▸ **Work instruction**
Output the entries exactly as they appear. Pictures should not be included.

(Items listed in a dataset)
------------------------
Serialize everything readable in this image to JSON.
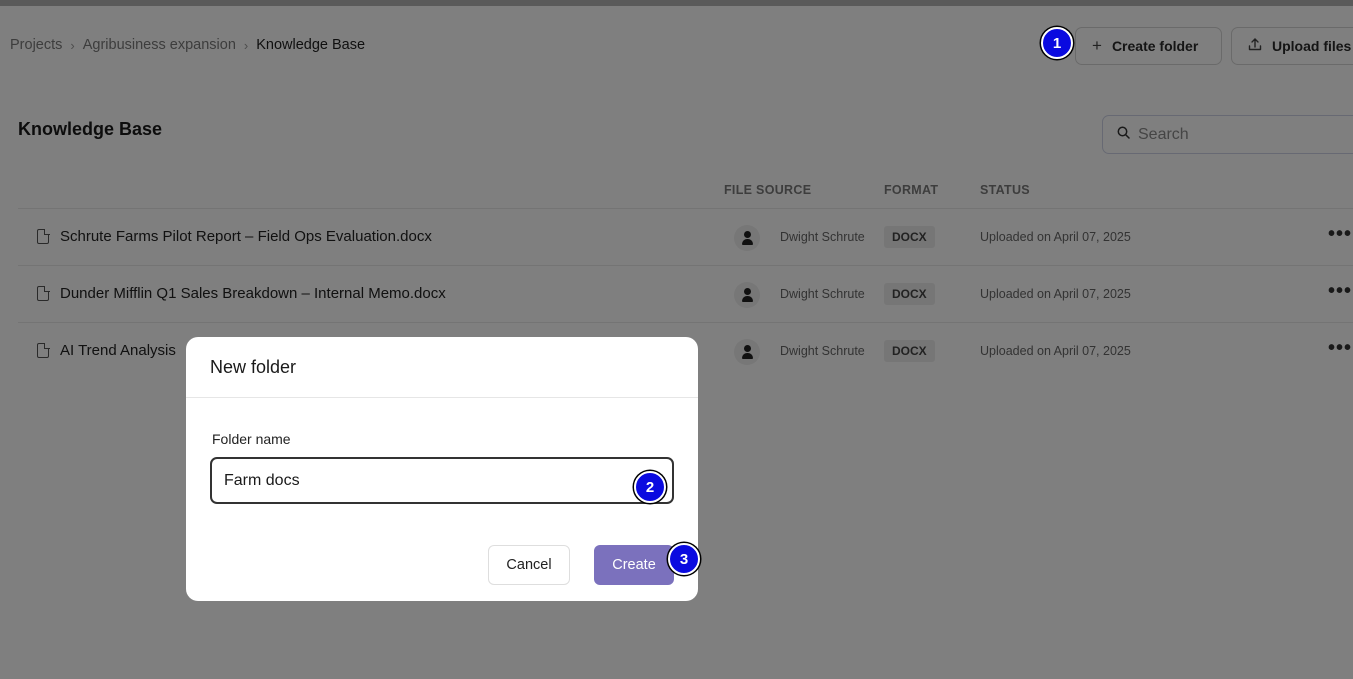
{
  "breadcrumb": {
    "items": [
      "Projects",
      "Agribusiness expansion",
      "Knowledge Base"
    ]
  },
  "header": {
    "create_folder_label": "Create folder",
    "upload_files_label": "Upload files"
  },
  "page": {
    "title": "Knowledge Base"
  },
  "search": {
    "placeholder": "Search"
  },
  "table": {
    "columns": [
      "FILE SOURCE",
      "FORMAT",
      "STATUS"
    ],
    "rows": [
      {
        "name": "Schrute Farms Pilot Report – Field Ops Evaluation.docx",
        "owner": "Dwight Schrute",
        "format": "DOCX",
        "status": "Uploaded on April 07, 2025"
      },
      {
        "name": "Dunder Mifflin Q1 Sales Breakdown – Internal Memo.docx",
        "owner": "Dwight Schrute",
        "format": "DOCX",
        "status": "Uploaded on April 07, 2025"
      },
      {
        "name": "AI Trend Analysis",
        "owner": "Dwight Schrute",
        "format": "DOCX",
        "status": "Uploaded on April 07, 2025"
      }
    ]
  },
  "modal": {
    "title": "New folder",
    "field_label": "Folder name",
    "field_value": "Farm docs",
    "cancel_label": "Cancel",
    "create_label": "Create"
  },
  "markers": [
    "1",
    "2",
    "3"
  ],
  "colors": {
    "primary": "#7b71bd",
    "marker": "#0a0ae0"
  },
  "icons": {
    "create_folder": "plus-icon",
    "upload": "upload-icon",
    "search": "search-icon",
    "file": "document-icon",
    "avatar": "user-icon",
    "more": "more-horizontal-icon"
  }
}
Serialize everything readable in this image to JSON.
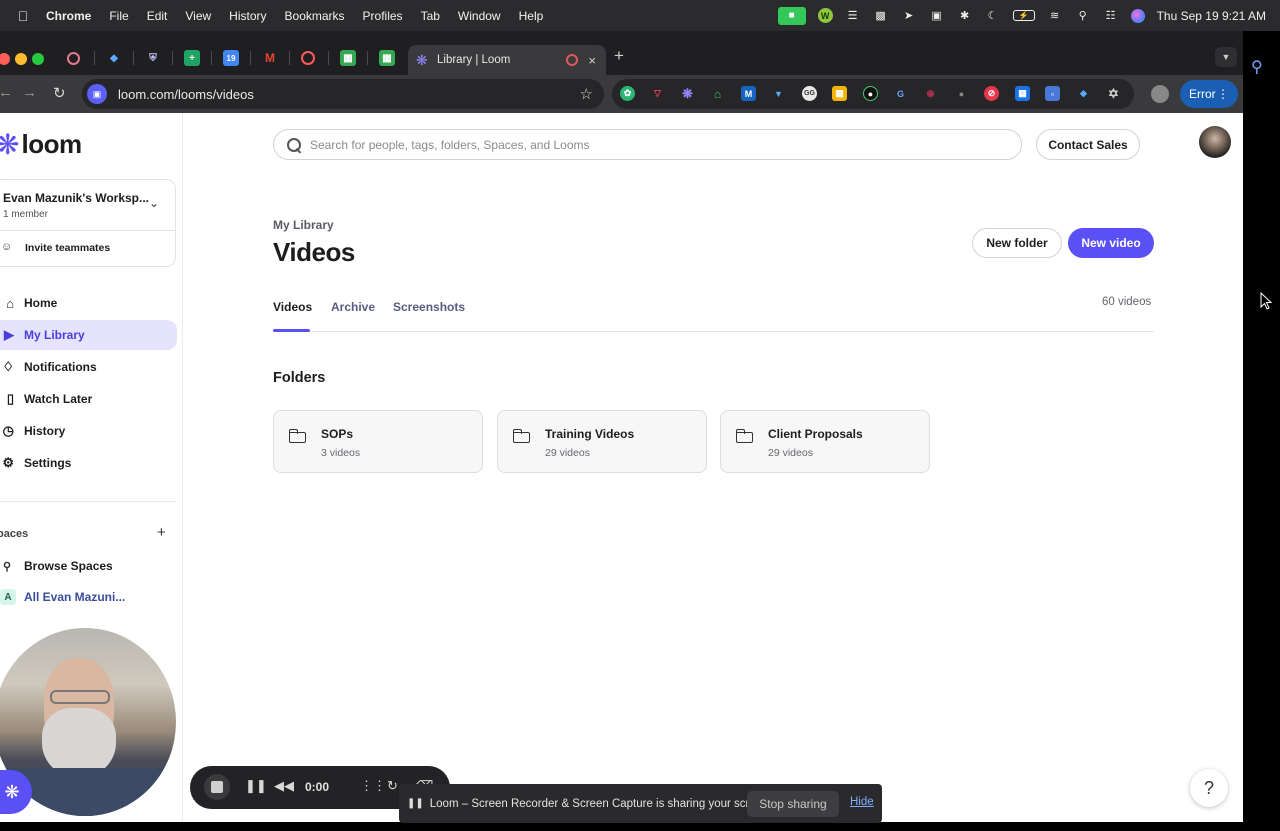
{
  "menubar": {
    "app": "Chrome",
    "items": [
      "File",
      "Edit",
      "View",
      "History",
      "Bookmarks",
      "Profiles",
      "Tab",
      "Window",
      "Help"
    ],
    "clock": "Thu Sep 19  9:21 AM",
    "cam_glyph": "■",
    "w_glyph": "W",
    "batt_glyph": "⚡"
  },
  "browser": {
    "active_tab_title": "Library | Loom",
    "url": "loom.com/looms/videos",
    "error_label": "Error",
    "new_tab_glyph": "+",
    "close_glyph": "×"
  },
  "sidebar": {
    "brand": "loom",
    "workspace_name": "Evan Mazunik's Worksp...",
    "workspace_members": "1 member",
    "invite_label": "Invite teammates",
    "nav": [
      {
        "label": "Home",
        "icon": "home-icon"
      },
      {
        "label": "My Library",
        "icon": "library-icon",
        "active": true
      },
      {
        "label": "Notifications",
        "icon": "bell-icon"
      },
      {
        "label": "Watch Later",
        "icon": "bookmark-icon"
      },
      {
        "label": "History",
        "icon": "clock-icon"
      },
      {
        "label": "Settings",
        "icon": "gear-icon"
      }
    ],
    "spaces_header": "paces",
    "browse_spaces": "Browse Spaces",
    "all_space": "All Evan Mazuni...",
    "all_space_letter": "A"
  },
  "header": {
    "search_placeholder": "Search for people, tags, folders, Spaces, and Looms",
    "contact_sales": "Contact Sales"
  },
  "main": {
    "breadcrumb": "My Library",
    "title": "Videos",
    "new_folder": "New folder",
    "new_video": "New video",
    "tabs": [
      {
        "label": "Videos",
        "active": true
      },
      {
        "label": "Archive"
      },
      {
        "label": "Screenshots"
      }
    ],
    "video_count": "60 videos",
    "folders_header": "Folders",
    "folders": [
      {
        "name": "SOPs",
        "count": "3 videos"
      },
      {
        "name": "Training Videos",
        "count": "29 videos"
      },
      {
        "name": "Client Proposals",
        "count": "29 videos"
      }
    ],
    "help": "?"
  },
  "recording": {
    "time": "0:00"
  },
  "sharing_bar": {
    "message": "Loom – Screen Recorder & Screen Capture is sharing your screen.",
    "stop_label": "Stop sharing",
    "hide_label": "Hide"
  },
  "colors": {
    "brand": "#5b50f5",
    "active_nav_bg": "#e6e3ff"
  }
}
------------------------
▸ **Your response**
Serialize everything readable in this image to JSON.
{
  "breadcrumb": {
    "items": [
      "Projects",
      "Agribusiness expansion",
      "Knowledge Base"
    ]
  },
  "header": {
    "create_folder_label": "Create folder",
    "upload_files_label": "Upload files"
  },
  "page": {
    "title": "Knowledge Base"
  },
  "search": {
    "placeholder": "Search"
  },
  "table": {
    "columns": [
      "FILE SOURCE",
      "FORMAT",
      "STATUS"
    ],
    "rows": [
      {
        "name": "Schrute Farms Pilot Report – Field Ops Evaluation.docx",
        "owner": "Dwight Schrute",
        "format": "DOCX",
        "status": "Uploaded on April 07, 2025"
      },
      {
        "name": "Dunder Mifflin Q1 Sales Breakdown – Internal Memo.docx",
        "owner": "Dwight Schrute",
        "format": "DOCX",
        "status": "Uploaded on April 07, 2025"
      },
      {
        "name": "AI Trend Analysis",
        "owner": "Dwight Schrute",
        "format": "DOCX",
        "status": "Uploaded on April 07, 2025"
      }
    ]
  },
  "modal": {
    "title": "New folder",
    "field_label": "Folder name",
    "field_value": "Farm docs",
    "cancel_label": "Cancel",
    "create_label": "Create"
  },
  "markers": [
    "1",
    "2",
    "3"
  ],
  "colors": {
    "primary": "#7b71bd",
    "marker": "#0a0ae0"
  },
  "icons": {
    "create_folder": "plus-icon",
    "upload": "upload-icon",
    "search": "search-icon",
    "file": "document-icon",
    "avatar": "user-icon",
    "more": "more-horizontal-icon"
  }
}
Serialize everything readable in this image to JSON.
{
  "menubar": {
    "app": "Chrome",
    "items": [
      "File",
      "Edit",
      "View",
      "History",
      "Bookmarks",
      "Profiles",
      "Tab",
      "Window",
      "Help"
    ],
    "clock": "Thu Sep 19  9:21 AM",
    "cam_glyph": "■",
    "w_glyph": "W",
    "batt_glyph": "⚡"
  },
  "browser": {
    "active_tab_title": "Library | Loom",
    "url": "loom.com/looms/videos",
    "error_label": "Error",
    "new_tab_glyph": "+",
    "close_glyph": "×"
  },
  "sidebar": {
    "brand": "loom",
    "workspace_name": "Evan Mazunik's Worksp...",
    "workspace_members": "1 member",
    "invite_label": "Invite teammates",
    "nav": [
      {
        "label": "Home",
        "icon": "home-icon"
      },
      {
        "label": "My Library",
        "icon": "library-icon",
        "active": true
      },
      {
        "label": "Notifications",
        "icon": "bell-icon"
      },
      {
        "label": "Watch Later",
        "icon": "bookmark-icon"
      },
      {
        "label": "History",
        "icon": "clock-icon"
      },
      {
        "label": "Settings",
        "icon": "gear-icon"
      }
    ],
    "spaces_header": "paces",
    "browse_spaces": "Browse Spaces",
    "all_space": "All Evan Mazuni...",
    "all_space_letter": "A"
  },
  "header": {
    "search_placeholder": "Search for people, tags, folders, Spaces, and Looms",
    "contact_sales": "Contact Sales"
  },
  "main": {
    "breadcrumb": "My Library",
    "title": "Videos",
    "new_folder": "New folder",
    "new_video": "New video",
    "tabs": [
      {
        "label": "Videos",
        "active": true
      },
      {
        "label": "Archive"
      },
      {
        "label": "Screenshots"
      }
    ],
    "video_count": "60 videos",
    "folders_header": "Folders",
    "folders": [
      {
        "name": "SOPs",
        "count": "3 videos"
      },
      {
        "name": "Training Videos",
        "count": "29 videos"
      },
      {
        "name": "Client Proposals",
        "count": "29 videos"
      }
    ],
    "help": "?"
  },
  "recording": {
    "time": "0:00"
  },
  "sharing_bar": {
    "message": "Loom – Screen Recorder & Screen Capture is sharing your screen.",
    "stop_label": "Stop sharing",
    "hide_label": "Hide"
  },
  "colors": {
    "brand": "#5b50f5",
    "active_nav_bg": "#e6e3ff"
  }
}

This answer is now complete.